After the species that carry West Nile are sorted into tubes of 50, two BB-gun pellets are placed in each tube. The tubes are sent down to the testing lab on the ninth floor where they are agitated in the Vortexer, a high-speed mixer, until the mosquitoes are pulverized. Then they are centrifuged to extract any West Nile RNA.
The office, which has an annual budget of $4 million, was created in 2001 as part of the city’s response to West Nile. The disease was first identified here after an 80-year-old man in northern Queens died in late August of 1999 of what was initially misdiagnosed as St. Louis encephalitis.
Within two months, 44 people had been hospitalized, and three more were dead. The city’s mosquito control apparatus, which Dr. Bajwa said had been largely dormant since the 1970s, was resurrected. There was considerable public alarm. Mayor Rudolph W. Giuliani held frequent news conferences to announce setbacks and advances in the fight. When Central Park closed overnight for spraying after the virus was found there, it was front-page news.
A large-scale epidemic never happened, which Dr. Bajwa attributes to the city’s aggressive tactics and speedy testing operation.
“Within 24 hours, we are able to figure out where the virus is circulating in the city of New York, and we immediately we go there and we start doing larviciding,” he said.
Dr. Bajwa urged against complacency at all costs. “West Nile virus is a lethal disease,” he said.
On Aug. 3, Dr. Bajwa stood in the parking lot of Baisley Pond Park in southeast Queens, a mile from Kennedy Airport. No human case had been recorded in the city, but it was early, and the results from the mosquito traps were concerning.
“We have a very high level of West Nile virus in this area,” he said gravely.
It was just before sunset. The park was emptying out, but the parking lot was filling up with Health Department pickup trucks. Mounted in the bed of each was a Grizzly Ultra Low Volume Fogger Sprayer.
The city sprays residential neighborhoods with Anvil pesticide, which can irritate people’s respiratory systems and harm aquatic life, only as a last resort, Dr. Bajwa said. But the park and the area around it met the threshold: positive pools at numerous locations and several weeks of “persistent positivity.” (A city environmental impact study in 2001 found the effect of pesticide minimal compared with the risk from West Nile.)
As the trucks set out, loudspeakers mounted on escort cars blared a warning: “To minimize exposure to the pesticide, please go indoors immediately until the trucks have passed.”
Luke Howell, a veteran exterminator, flipped a switch by the dashboard of his truck.
“OK, I’m flowing,” he said. A plume of fog issued from the sprayer. Back and forth, back and forth, back and forth. The truck crept past silent lawns and driveways. Up 121st Avenue. Down 217th Street. As Mr. Howell approached a couple standing by their car, he turned off the sprayer. The couple pulled their T-shirts up over their noses. Mr. Howell passed by and turned the spray back on.

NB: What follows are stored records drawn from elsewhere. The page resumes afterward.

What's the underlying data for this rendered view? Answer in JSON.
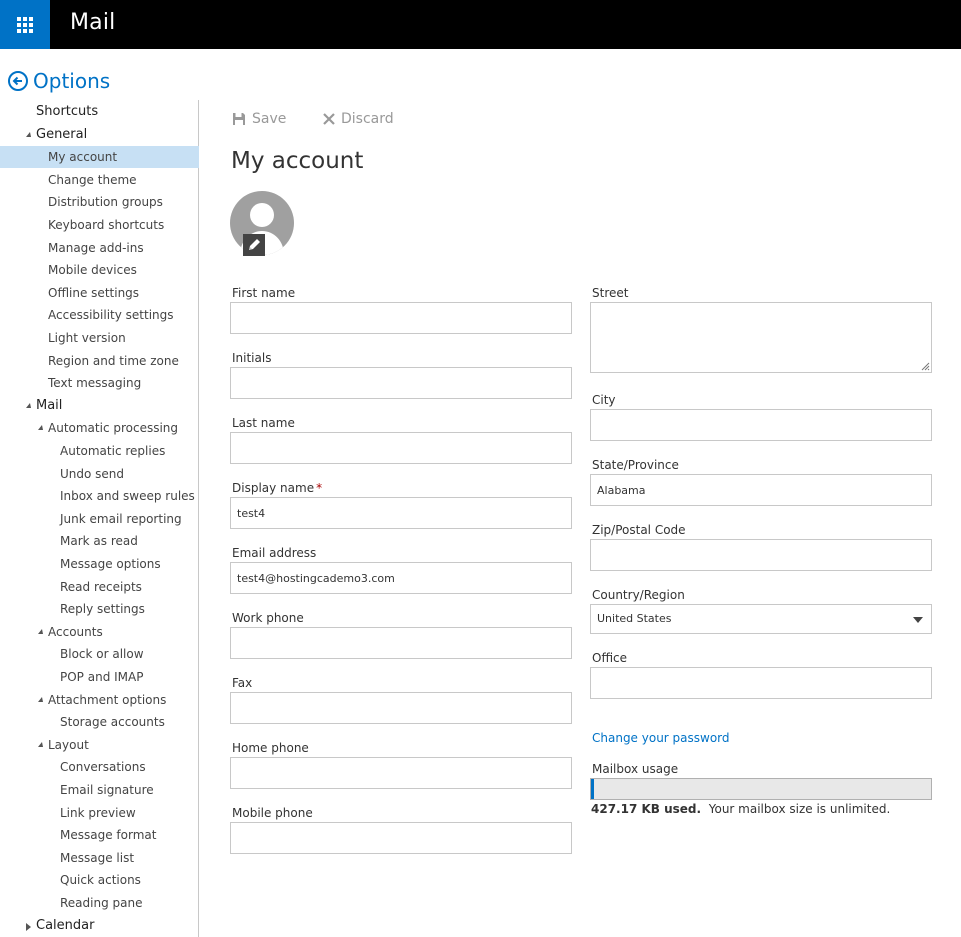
{
  "app": {
    "title": "Mail"
  },
  "options": {
    "title": "Options"
  },
  "sidebar": {
    "items": [
      {
        "label": "Shortcuts",
        "level": 0,
        "caret": "none",
        "selected": false
      },
      {
        "label": "General",
        "level": 0,
        "caret": "open",
        "selected": false
      },
      {
        "label": "My account",
        "level": 1,
        "caret": "none",
        "selected": true
      },
      {
        "label": "Change theme",
        "level": 1,
        "caret": "none",
        "selected": false
      },
      {
        "label": "Distribution groups",
        "level": 1,
        "caret": "none",
        "selected": false
      },
      {
        "label": "Keyboard shortcuts",
        "level": 1,
        "caret": "none",
        "selected": false
      },
      {
        "label": "Manage add-ins",
        "level": 1,
        "caret": "none",
        "selected": false
      },
      {
        "label": "Mobile devices",
        "level": 1,
        "caret": "none",
        "selected": false
      },
      {
        "label": "Offline settings",
        "level": 1,
        "caret": "none",
        "selected": false
      },
      {
        "label": "Accessibility settings",
        "level": 1,
        "caret": "none",
        "selected": false
      },
      {
        "label": "Light version",
        "level": 1,
        "caret": "none",
        "selected": false
      },
      {
        "label": "Region and time zone",
        "level": 1,
        "caret": "none",
        "selected": false
      },
      {
        "label": "Text messaging",
        "level": 1,
        "caret": "none",
        "selected": false
      },
      {
        "label": "Mail",
        "level": 0,
        "caret": "open",
        "selected": false
      },
      {
        "label": "Automatic processing",
        "level": 1,
        "caret": "open",
        "selected": false
      },
      {
        "label": "Automatic replies",
        "level": 2,
        "caret": "none",
        "selected": false
      },
      {
        "label": "Undo send",
        "level": 2,
        "caret": "none",
        "selected": false
      },
      {
        "label": "Inbox and sweep rules",
        "level": 2,
        "caret": "none",
        "selected": false
      },
      {
        "label": "Junk email reporting",
        "level": 2,
        "caret": "none",
        "selected": false
      },
      {
        "label": "Mark as read",
        "level": 2,
        "caret": "none",
        "selected": false
      },
      {
        "label": "Message options",
        "level": 2,
        "caret": "none",
        "selected": false
      },
      {
        "label": "Read receipts",
        "level": 2,
        "caret": "none",
        "selected": false
      },
      {
        "label": "Reply settings",
        "level": 2,
        "caret": "none",
        "selected": false
      },
      {
        "label": "Accounts",
        "level": 1,
        "caret": "open",
        "selected": false
      },
      {
        "label": "Block or allow",
        "level": 2,
        "caret": "none",
        "selected": false
      },
      {
        "label": "POP and IMAP",
        "level": 2,
        "caret": "none",
        "selected": false
      },
      {
        "label": "Attachment options",
        "level": 1,
        "caret": "open",
        "selected": false
      },
      {
        "label": "Storage accounts",
        "level": 2,
        "caret": "none",
        "selected": false
      },
      {
        "label": "Layout",
        "level": 1,
        "caret": "open",
        "selected": false
      },
      {
        "label": "Conversations",
        "level": 2,
        "caret": "none",
        "selected": false
      },
      {
        "label": "Email signature",
        "level": 2,
        "caret": "none",
        "selected": false
      },
      {
        "label": "Link preview",
        "level": 2,
        "caret": "none",
        "selected": false
      },
      {
        "label": "Message format",
        "level": 2,
        "caret": "none",
        "selected": false
      },
      {
        "label": "Message list",
        "level": 2,
        "caret": "none",
        "selected": false
      },
      {
        "label": "Quick actions",
        "level": 2,
        "caret": "none",
        "selected": false
      },
      {
        "label": "Reading pane",
        "level": 2,
        "caret": "none",
        "selected": false
      },
      {
        "label": "Calendar",
        "level": 0,
        "caret": "closed",
        "selected": false
      }
    ]
  },
  "toolbar": {
    "save_label": "Save",
    "discard_label": "Discard"
  },
  "page": {
    "title": "My account"
  },
  "form": {
    "first_name": {
      "label": "First name",
      "value": ""
    },
    "initials": {
      "label": "Initials",
      "value": ""
    },
    "last_name": {
      "label": "Last name",
      "value": ""
    },
    "display_name": {
      "label": "Display name",
      "required_mark": "*",
      "value": "test4"
    },
    "email": {
      "label": "Email address",
      "value": "test4@hostingcademo3.com"
    },
    "work_phone": {
      "label": "Work phone",
      "value": ""
    },
    "fax": {
      "label": "Fax",
      "value": ""
    },
    "home_phone": {
      "label": "Home phone",
      "value": ""
    },
    "mobile_phone": {
      "label": "Mobile phone",
      "value": ""
    },
    "street": {
      "label": "Street",
      "value": ""
    },
    "city": {
      "label": "City",
      "value": ""
    },
    "state": {
      "label": "State/Province",
      "value": "Alabama"
    },
    "zip": {
      "label": "Zip/Postal Code",
      "value": ""
    },
    "country": {
      "label": "Country/Region",
      "value": "United States"
    },
    "office": {
      "label": "Office",
      "value": ""
    }
  },
  "password_link": "Change your password",
  "mailbox": {
    "label": "Mailbox usage",
    "used": "427.17 KB used.",
    "note": "Your mailbox size is unlimited.",
    "usage_fraction": 0.005
  },
  "colors": {
    "accent": "#0072c6",
    "topbar": "#000000",
    "selected": "#c7e0f4"
  }
}
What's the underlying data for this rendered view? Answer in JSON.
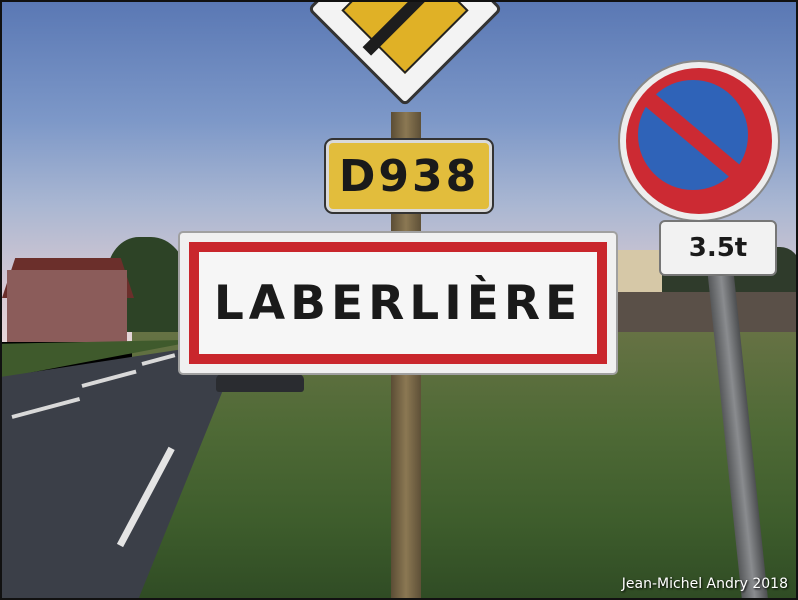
{
  "photo": {
    "road_sign": {
      "number": "D938"
    },
    "town_sign": {
      "name": "LABERLIÈRE"
    },
    "weight_plate": {
      "text": "3.5t"
    },
    "credit": "Jean-Michel Andry 2018"
  }
}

The trucks would be out until 2 or 4 a.m. Dr. Bajwa went home to sit at his computer and wait for a possible call. “I’m home, but I don’t sleep,” he said. The next day would be busy: “I have been told by our public health laboratory that we have 78 new positive reports.”
The streak continued: more positive pools — the count passed 500 — but no human cases.
In the fourth week of August, bad news trickled in.
Two people in Queens had contracted West Nile. So had someone in Manhattan. By Aug. 28 there were half a dozen cases.
Dr. Bajwa had known a year without any human cases was an elusive goal. “The chances for that to happen are very low,” he said.
In his office on First Avenue, Dr. Bajwa studied maps and sifted data. There were more traps to set, more neighborhoods to spray. The distant descendants of February’s mosquitoes were thick in the air, and the season still had two months to go.
Audio produced by Parin Behrooz.
Andy Newman writes about social services and poverty in New York City and its environs. He has covered the region for The Times for 26 years. More about Andy Newman